In general, the workshop and subsequent attempts at implementation likely affect participants’ perspectives on teaching. The data seem to support a positive effect in both the developmental and apprenticeship perspectives and a better overall alignment of participants’ teaching perspectives and their beliefs, intentions, and actions in relation to effective teaching practices. A table comparing the average changes in teachers TPI scores for all three workshops is provided (Below or in appendix)TPI Aggregate Comparisons
Average / Average / Average
Change / Change / Change
TPI category / UNI / ISU / U of I
Transmission / 0.86 / 2.10 / 0.00
Apprenticeship / 3.43 / 1.90 / 1.00
Developmental / 2.43 / 2.50 / 1.50
Nurturing / 2.95 / -1.40 / 0.00
Social Reform / 1.57 / 0.60 / 2.80
Belief Total / 4.24 / 3.00 / NA
Intention Total / 3.05 / 4.14 / NA
Action Total / 3.62 / 2.71 / NA
Student FCI Data and VASS Profiling
To be consistent with first year modelers completing a modeling workshop at ASU, a high quality workshop should average a student post-test percentage of 52% or a normalized gain of 0.35. The graphic below is a summary of ASU’s findings for over 7,500 students and serves as the standard for comparing the effectiveness of the Iowa Regents’ Modeling Workshops.
UNI Student FCI Scores:
The UNI participants on average achieved a final post-test average of 50% and an average normalized gain of .32. These results are comparable to results generated by novice modelers attending ASU’s nationally recognized workshops and master’s degree program. However, there were 4 UNI participants producing results that fared worse than traditional instruction with final post-test percentages less than 42% and a normalized gain of less than .21. These participants were from both ends of the participant experience spectrum and were from schools ranging in their diversity and socioeconomic status. Factoring these four individuals out leads to an improvement of the average normalized gain for the remainder of UNI participants to .36 which is slightly greater than what would be expected from published information out of ASU’s Modeling Instruction program.
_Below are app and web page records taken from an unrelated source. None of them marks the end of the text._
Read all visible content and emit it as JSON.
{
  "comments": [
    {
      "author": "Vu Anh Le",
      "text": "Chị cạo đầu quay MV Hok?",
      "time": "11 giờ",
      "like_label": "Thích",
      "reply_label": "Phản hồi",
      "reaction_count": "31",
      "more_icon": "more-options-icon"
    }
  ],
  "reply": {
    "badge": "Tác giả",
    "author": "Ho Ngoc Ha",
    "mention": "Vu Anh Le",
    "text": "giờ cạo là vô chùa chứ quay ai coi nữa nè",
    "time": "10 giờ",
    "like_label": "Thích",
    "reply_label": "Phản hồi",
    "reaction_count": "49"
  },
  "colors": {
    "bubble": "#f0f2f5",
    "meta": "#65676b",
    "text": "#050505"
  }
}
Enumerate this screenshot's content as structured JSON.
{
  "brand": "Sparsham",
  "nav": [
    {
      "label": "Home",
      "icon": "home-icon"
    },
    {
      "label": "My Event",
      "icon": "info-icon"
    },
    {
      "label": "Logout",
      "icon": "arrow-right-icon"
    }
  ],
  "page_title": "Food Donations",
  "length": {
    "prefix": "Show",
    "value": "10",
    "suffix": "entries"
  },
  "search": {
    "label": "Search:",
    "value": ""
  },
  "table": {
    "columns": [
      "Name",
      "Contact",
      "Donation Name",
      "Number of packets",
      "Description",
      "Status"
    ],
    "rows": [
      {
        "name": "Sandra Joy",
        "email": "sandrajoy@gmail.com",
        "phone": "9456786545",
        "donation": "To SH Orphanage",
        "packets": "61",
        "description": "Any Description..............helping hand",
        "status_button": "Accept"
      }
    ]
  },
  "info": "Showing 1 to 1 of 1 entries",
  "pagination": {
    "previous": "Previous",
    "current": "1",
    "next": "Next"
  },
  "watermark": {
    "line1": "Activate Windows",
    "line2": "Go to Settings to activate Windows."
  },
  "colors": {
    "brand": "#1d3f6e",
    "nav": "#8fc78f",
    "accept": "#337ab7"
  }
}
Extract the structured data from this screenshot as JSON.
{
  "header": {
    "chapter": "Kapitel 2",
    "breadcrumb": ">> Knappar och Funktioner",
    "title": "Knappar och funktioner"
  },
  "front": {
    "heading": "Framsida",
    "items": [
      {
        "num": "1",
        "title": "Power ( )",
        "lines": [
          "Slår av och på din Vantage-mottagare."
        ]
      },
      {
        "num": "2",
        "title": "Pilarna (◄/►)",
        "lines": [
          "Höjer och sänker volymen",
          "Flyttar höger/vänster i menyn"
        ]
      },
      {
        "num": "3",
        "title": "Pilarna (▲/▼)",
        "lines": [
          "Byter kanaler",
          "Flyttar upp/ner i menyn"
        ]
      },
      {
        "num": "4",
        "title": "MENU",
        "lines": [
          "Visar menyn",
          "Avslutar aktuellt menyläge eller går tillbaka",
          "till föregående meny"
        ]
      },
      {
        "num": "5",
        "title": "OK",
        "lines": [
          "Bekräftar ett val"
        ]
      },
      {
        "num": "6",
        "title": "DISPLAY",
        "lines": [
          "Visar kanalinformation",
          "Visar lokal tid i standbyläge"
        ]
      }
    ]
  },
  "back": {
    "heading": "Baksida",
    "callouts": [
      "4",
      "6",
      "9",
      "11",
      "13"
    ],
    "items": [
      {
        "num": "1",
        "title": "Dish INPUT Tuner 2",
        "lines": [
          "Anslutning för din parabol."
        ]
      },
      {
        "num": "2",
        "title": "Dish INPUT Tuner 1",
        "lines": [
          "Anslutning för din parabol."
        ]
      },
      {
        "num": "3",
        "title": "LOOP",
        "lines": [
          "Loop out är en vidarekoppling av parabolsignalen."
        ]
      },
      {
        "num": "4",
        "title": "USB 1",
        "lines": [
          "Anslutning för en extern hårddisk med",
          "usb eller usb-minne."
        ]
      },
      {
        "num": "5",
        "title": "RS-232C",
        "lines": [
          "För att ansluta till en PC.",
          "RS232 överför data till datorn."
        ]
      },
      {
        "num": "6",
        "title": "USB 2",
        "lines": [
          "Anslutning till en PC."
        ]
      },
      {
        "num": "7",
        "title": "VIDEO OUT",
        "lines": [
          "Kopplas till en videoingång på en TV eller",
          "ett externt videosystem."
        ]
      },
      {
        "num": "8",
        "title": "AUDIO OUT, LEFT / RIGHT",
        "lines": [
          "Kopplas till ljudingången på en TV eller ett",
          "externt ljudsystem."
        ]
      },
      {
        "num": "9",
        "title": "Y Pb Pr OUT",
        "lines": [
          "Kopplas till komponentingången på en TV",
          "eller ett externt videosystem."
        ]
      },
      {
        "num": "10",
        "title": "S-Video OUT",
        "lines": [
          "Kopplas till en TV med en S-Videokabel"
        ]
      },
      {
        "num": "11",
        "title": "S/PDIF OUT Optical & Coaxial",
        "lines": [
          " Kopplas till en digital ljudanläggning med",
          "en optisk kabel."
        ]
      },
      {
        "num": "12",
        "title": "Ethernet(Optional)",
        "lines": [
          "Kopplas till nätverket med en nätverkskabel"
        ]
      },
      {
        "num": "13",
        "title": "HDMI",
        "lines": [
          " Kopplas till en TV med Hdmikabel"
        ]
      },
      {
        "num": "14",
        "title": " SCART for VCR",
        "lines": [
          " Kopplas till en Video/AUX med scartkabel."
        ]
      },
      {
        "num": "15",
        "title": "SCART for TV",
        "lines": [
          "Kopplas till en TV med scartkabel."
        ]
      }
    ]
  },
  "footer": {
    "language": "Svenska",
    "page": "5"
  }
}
Additionally, 12% of students scored at or above mastery in understanding Newtonian concepts with 32% of students achieving the threshold for having a strong conceptual understanding of Newtonian concepts.